Grit ’N Grind may finally be dead, but Randolph at least is reuniting with his former coach in Sacramento.

Memphis Grizzlies v Los Angeles Lakers

The Sacramento Kings are making moves to add veteran leadership to their young roster. They’ve agreed to a two-year, $24 million deal with former Grizzlies star Zach Randolph, according to ESPN’s Adrian Wojnarowski.

The move reunites Randolph with Dave Joerger, his former coach in Memphis. It also comes on the heels of a three-year, $57 million arrangement with free-agent point guard George Hill. It also suggests the end of the beloved Grit ’N Grind era in Memphis, with Tony Allen also possibly on his way out as a free agent.

Randolph, who turns 36 later this month, remade himself into a bench-scoring bruiser last year. He averaged 14.1 points and 8.2 rebounds in 24.5 minutes per game, though his scoring efficiency continues to fall off. Nevertheless, he can still play and should also be a nice influence on young Kings big men like Willie Cauley-Stein, Skal Labissiere, Georgios Papagiannis, and Harry Giles.

The combination of Hill and Randolph does drop the Kings out of the Otto Porter sweepstakes.
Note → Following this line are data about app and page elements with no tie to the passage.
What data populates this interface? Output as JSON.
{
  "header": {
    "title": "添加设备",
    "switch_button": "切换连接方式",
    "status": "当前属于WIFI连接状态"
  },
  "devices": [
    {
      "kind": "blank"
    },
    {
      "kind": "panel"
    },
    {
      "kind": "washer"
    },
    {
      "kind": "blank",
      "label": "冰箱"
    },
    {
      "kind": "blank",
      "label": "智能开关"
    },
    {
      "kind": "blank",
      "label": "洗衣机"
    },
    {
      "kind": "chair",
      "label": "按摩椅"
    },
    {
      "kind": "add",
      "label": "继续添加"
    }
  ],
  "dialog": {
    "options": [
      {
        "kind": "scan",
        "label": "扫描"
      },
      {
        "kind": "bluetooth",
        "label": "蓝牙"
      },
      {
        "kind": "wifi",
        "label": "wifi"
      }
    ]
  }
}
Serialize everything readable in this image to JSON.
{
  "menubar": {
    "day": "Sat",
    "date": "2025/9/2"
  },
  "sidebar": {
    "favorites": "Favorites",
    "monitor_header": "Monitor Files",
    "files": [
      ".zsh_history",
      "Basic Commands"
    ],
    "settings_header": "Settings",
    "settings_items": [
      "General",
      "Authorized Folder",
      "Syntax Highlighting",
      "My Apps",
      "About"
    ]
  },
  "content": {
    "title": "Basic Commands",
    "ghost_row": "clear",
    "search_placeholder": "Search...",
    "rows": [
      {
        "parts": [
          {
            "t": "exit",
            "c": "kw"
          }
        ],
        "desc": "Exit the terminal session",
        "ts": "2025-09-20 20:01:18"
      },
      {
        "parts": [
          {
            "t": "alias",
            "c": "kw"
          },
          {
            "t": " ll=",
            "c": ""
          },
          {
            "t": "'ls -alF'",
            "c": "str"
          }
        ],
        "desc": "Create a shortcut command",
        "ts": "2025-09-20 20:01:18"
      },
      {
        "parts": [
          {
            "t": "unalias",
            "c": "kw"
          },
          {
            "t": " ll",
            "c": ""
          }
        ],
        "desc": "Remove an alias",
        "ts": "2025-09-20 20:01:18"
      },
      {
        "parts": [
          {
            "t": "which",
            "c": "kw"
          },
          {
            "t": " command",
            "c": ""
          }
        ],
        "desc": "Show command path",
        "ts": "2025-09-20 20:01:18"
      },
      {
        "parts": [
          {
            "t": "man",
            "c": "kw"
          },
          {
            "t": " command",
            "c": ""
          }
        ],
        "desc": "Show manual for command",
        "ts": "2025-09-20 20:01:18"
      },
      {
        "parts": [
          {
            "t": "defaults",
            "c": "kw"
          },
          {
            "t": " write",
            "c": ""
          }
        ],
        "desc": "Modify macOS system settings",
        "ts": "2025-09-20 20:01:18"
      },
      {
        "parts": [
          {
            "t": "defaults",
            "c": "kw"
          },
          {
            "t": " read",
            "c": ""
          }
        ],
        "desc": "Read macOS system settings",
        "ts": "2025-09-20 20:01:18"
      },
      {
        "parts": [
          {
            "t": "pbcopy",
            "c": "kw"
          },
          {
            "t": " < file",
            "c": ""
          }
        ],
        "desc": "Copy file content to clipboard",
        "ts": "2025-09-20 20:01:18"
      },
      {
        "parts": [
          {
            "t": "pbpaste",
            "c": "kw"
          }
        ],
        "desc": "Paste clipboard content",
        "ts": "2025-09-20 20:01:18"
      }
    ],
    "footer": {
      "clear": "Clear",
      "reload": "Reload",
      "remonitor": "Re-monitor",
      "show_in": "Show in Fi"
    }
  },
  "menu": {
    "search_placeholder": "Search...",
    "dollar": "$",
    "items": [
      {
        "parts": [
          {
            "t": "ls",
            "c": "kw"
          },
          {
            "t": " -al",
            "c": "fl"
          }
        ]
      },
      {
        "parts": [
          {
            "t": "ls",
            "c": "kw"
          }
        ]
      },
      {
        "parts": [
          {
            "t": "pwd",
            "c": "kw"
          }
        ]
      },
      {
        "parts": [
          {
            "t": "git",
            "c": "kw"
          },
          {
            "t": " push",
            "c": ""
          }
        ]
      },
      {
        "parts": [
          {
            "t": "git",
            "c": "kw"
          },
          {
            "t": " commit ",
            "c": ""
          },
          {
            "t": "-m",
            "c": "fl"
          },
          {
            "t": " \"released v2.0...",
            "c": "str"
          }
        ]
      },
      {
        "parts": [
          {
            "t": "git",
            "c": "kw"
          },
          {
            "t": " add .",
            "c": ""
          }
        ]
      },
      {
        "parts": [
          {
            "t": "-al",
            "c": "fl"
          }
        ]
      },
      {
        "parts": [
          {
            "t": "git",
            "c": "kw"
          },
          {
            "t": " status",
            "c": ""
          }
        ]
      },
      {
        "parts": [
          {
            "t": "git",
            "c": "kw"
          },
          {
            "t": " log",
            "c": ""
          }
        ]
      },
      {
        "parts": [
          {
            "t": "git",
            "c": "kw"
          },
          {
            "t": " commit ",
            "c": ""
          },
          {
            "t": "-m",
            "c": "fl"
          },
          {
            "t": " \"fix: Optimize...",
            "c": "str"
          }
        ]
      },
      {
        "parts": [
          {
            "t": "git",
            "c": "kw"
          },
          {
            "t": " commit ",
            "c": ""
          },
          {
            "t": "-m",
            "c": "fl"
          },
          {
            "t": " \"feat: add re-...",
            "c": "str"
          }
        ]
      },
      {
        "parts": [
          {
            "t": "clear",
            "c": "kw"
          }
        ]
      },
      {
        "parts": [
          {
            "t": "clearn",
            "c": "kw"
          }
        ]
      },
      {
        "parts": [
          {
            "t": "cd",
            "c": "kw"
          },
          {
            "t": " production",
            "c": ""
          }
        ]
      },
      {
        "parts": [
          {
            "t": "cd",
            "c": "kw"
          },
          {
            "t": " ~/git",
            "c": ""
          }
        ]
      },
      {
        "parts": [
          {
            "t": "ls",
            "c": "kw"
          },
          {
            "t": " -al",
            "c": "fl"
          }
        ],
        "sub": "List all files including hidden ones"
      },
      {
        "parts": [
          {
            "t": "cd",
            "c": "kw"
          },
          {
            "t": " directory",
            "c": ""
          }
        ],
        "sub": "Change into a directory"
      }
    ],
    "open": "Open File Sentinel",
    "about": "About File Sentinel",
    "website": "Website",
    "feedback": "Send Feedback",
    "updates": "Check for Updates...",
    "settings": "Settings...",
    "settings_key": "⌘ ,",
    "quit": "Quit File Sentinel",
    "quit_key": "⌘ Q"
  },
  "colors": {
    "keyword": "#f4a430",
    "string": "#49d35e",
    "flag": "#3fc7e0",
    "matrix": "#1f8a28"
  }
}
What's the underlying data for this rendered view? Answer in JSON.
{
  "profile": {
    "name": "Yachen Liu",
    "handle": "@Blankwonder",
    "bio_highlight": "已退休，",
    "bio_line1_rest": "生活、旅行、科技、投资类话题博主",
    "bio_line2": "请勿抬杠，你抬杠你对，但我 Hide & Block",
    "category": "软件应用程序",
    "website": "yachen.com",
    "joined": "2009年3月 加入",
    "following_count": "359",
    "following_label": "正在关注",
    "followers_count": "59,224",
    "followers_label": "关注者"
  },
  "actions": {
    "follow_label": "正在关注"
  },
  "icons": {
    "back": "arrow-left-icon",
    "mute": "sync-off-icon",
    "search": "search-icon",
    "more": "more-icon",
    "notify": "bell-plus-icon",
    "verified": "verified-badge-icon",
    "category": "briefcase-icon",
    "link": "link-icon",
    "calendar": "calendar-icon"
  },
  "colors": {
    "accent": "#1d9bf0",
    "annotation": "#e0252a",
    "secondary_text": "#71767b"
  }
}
They no longer have enough cap room to offer the Wizards’ restricted free agent a maximum contract, as they reportedly intended to do.

What can Randolph still do?

The same stuff he’s always done, albeit not quite as often as before. Memphis moved Randolph out of the starting lineup to put more shooting and athleticism around Marc Gasol, but the move also benefited Randolph. He was able to act as a hub of the Grizzlies’ second unit, beating up on smaller second-unit big men. Interestingly, he averaged more points per minute than in any of his previous Grizzlies years.

Randolph can’t do his thing for as long, and his scoring efficiency has definitely declined. But in a smaller role, he can still produce. He could also play as a backup center, which masks some of his defensive limitations on the perimeter.

The Kings could start him, or they could play him as a third big man behind Labissiere and Cauley-Stein.

What does this mean for the Kings’ cap space?

Sacramento still has about $18 million left this year, assuming they bring Bogdan Bogdanovic over as reported. That’s not enough to give Porter a maximum offer sheet, but it might be enough to make another team with a restricted free agent sweat. The Kings could also save that money and attempt to take on bad salaries from other teams in exchange for draft assets.

Sacramento’s books should be clean next year, too, as only Cauley-Stein will be up for a new deal. The team’s young crew of Fox, Hield, Labissiere, Malachi Richardson, Justin Jackson, Harry Giles, and Georgios Papagiannis will still be on rookie contracts.

Is this it for Grit ’N Grind?

It sure sounds like it. Memphis couldn’t match Randolph’s terms without bolting past the luxury tax, which is a no-go in that market. It also sounds like Tony Allen’s days in Memphis are numbered unless he gives them a steep hometown discount. Their decision to sign Ben McLemore may also seal Vince Carter’s fate, as well. The Grizzlies can use that leftover money to retain restricted free agent JaMychal Green and stay under the luxury tax.

It was a fun run, but it also had run its course.